Little Lord Fauntleroy
“A book in which the main character is a boy who wears velvet suits, long blond curls, and call his mother ‘Dearest’? Right! That’s going to be on my list of things to read. Yet Little Lord Fauntleroy, sausage curls and all, was the Harry Potter of his time and Frances Hodgson Burnett was as celebrated for creating him as J.K. Rowlng is for Potter. Go figure.
“Little Lord Fauntleroy first appeared as stories in St. Nicholas magazine and readers waited eagerly for each installment. When the book was published, it was an instant best-seller, making Burnett more than $100,000. It later became a play that made even more money than the book.
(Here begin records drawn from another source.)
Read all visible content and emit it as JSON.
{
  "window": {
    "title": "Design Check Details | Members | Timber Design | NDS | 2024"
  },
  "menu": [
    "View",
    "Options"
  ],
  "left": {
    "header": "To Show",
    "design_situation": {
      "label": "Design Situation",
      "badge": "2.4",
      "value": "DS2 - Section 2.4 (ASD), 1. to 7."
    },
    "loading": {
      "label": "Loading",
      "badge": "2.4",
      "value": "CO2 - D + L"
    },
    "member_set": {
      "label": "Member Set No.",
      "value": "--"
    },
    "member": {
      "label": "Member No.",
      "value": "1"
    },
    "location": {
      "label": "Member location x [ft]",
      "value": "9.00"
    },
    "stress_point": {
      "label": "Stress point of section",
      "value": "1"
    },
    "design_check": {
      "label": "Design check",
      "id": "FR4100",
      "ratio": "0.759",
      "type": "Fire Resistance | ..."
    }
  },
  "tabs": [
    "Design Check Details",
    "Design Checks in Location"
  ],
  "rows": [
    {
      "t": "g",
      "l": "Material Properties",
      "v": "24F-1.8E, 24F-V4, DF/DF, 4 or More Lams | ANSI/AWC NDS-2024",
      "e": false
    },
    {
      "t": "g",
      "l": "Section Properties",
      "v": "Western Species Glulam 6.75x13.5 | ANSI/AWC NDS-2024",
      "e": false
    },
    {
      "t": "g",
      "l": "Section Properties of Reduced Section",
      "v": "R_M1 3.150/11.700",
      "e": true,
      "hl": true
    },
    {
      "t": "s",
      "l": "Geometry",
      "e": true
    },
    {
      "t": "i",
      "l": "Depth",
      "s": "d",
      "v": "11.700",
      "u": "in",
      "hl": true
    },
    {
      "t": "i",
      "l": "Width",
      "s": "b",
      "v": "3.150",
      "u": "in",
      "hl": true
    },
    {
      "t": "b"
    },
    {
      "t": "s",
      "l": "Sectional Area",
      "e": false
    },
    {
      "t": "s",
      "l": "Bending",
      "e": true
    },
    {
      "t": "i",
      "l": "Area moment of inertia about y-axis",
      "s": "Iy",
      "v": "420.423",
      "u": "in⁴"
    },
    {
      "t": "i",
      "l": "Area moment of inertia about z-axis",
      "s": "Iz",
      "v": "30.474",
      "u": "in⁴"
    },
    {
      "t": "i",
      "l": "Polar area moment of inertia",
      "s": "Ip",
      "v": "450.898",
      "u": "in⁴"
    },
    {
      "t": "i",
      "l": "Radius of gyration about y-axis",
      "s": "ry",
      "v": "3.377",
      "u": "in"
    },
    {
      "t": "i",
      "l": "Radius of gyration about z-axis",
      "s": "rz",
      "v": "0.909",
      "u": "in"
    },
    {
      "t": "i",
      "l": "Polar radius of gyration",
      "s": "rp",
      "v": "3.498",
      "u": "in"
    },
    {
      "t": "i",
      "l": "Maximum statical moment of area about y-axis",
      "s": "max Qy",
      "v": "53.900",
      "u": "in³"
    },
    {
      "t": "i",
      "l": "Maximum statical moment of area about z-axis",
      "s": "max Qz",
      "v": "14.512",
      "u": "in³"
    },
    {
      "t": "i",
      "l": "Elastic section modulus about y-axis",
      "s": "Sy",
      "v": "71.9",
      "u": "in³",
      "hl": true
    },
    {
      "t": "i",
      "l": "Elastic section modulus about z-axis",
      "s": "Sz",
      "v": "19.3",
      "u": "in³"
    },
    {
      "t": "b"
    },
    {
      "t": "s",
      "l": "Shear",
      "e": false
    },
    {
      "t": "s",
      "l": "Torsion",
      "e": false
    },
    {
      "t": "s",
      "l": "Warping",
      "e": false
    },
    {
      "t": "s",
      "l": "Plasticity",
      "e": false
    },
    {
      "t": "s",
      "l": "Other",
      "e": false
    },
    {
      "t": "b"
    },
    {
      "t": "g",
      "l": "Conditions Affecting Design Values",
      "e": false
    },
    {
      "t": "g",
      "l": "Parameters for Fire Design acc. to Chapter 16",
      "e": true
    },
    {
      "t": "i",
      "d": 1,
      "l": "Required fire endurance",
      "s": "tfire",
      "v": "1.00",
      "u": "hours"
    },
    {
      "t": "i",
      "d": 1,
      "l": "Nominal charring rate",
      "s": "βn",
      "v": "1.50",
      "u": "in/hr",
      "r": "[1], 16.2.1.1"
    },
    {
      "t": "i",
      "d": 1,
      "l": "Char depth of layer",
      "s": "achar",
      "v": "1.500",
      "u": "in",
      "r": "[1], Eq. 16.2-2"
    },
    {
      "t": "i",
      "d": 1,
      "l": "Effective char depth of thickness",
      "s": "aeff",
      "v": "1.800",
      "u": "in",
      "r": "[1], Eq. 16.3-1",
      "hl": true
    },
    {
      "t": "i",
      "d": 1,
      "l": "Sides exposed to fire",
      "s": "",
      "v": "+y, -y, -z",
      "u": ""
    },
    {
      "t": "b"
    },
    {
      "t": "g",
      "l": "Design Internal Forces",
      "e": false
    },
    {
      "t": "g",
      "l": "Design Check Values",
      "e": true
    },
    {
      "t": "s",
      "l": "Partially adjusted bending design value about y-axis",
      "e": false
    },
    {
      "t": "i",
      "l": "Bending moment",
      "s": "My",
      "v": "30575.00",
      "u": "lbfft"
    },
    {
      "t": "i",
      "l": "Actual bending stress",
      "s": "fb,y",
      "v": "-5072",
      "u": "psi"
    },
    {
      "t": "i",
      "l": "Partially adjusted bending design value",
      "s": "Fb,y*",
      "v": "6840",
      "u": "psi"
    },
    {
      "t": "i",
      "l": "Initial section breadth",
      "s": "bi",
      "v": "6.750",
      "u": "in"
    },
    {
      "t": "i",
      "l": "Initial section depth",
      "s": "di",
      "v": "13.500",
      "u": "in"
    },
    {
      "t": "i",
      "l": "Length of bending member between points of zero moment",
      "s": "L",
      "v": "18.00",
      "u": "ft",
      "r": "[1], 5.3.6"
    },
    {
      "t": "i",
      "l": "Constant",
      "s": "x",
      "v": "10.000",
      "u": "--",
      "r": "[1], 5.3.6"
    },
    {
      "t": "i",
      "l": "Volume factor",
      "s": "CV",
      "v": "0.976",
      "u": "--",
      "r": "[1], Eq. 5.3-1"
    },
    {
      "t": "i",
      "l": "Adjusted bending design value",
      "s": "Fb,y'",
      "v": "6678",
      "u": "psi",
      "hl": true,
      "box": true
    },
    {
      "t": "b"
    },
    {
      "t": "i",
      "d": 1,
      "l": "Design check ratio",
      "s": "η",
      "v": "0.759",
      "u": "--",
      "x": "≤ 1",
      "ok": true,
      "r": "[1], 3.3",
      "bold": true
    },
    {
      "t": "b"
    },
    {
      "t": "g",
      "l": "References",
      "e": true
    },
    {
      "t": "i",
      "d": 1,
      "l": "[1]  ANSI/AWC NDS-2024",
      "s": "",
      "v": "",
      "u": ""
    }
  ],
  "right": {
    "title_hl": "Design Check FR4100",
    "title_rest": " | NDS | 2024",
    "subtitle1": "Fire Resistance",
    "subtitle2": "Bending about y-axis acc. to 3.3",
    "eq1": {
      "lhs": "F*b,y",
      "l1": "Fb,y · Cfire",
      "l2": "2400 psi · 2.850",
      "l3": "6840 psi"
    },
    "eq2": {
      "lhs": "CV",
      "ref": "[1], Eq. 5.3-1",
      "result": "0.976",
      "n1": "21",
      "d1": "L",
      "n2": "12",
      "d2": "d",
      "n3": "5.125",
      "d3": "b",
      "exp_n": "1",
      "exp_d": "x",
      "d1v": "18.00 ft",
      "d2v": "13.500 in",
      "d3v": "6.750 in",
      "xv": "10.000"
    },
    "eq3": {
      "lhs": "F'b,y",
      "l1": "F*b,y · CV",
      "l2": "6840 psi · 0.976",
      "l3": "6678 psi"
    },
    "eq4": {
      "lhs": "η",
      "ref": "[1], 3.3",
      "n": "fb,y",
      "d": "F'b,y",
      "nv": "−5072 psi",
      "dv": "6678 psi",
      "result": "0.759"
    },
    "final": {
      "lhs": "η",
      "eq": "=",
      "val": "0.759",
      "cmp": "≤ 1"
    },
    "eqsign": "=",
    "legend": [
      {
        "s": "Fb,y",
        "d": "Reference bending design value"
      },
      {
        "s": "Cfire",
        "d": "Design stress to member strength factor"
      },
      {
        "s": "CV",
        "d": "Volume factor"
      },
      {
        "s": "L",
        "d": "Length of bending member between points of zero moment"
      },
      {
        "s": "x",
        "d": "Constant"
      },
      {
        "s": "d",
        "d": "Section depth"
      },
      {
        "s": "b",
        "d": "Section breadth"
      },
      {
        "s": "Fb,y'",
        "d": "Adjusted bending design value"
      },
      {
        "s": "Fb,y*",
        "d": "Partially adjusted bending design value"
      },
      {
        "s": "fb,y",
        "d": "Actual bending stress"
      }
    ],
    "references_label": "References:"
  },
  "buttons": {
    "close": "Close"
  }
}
And, like Harry Potter, there was merchandising …” ~ Polly Horvath’s foreword to Little Lord Fauntleroy (Aladdin Classics), 2004.
Frances Hodgson Burnett (Frances Eliza Hodgson), was born in Manchester, England, on November 24, 1849. Upon the death of her father when she was four, her family fell into deep poverty and eventually migrated to Knoxville, Tennessee in 1865 when Frances was 16. To help contribute to the family’s finances, she began writing short pieces for publication.
She became quite successful and published a number of novels, several of which are still popular to this day. She is best remembered for ‘“The Secret Garden”, “A Little Princess” and “Little Lord Fauntleroy.”
Frances lived to see several of her novels made into silent films. She died in 1924, the same year that actor Freddie Bartholomew was born. Freddie starred in the first ‘talkie’ version of Little Lord Fauntleroy (1936).